▶ [Work instructions]:
Only lines holding "visual" are wanted; copy each of them from the records below.

Dataset rows describing interfaces:
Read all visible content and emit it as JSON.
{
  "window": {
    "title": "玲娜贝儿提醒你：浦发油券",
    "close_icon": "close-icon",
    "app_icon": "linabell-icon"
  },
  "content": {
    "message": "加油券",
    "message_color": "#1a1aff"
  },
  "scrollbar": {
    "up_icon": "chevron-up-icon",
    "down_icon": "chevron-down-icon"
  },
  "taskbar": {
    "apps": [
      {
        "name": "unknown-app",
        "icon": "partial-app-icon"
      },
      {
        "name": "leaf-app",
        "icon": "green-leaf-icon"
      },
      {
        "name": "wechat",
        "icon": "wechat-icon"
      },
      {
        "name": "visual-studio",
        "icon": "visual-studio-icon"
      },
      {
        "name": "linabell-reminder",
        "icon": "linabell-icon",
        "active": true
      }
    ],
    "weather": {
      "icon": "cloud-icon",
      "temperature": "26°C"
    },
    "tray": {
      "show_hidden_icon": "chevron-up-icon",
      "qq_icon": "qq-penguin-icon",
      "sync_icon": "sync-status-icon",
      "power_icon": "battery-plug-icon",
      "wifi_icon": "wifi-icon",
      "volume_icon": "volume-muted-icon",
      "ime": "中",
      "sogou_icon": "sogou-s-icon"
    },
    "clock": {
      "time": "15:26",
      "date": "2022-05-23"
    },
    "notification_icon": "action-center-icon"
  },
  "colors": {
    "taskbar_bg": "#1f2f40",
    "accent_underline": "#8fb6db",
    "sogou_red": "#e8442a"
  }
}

▶ [Result]:
        "name": "visual-studio",
        "icon": "visual-studio-icon"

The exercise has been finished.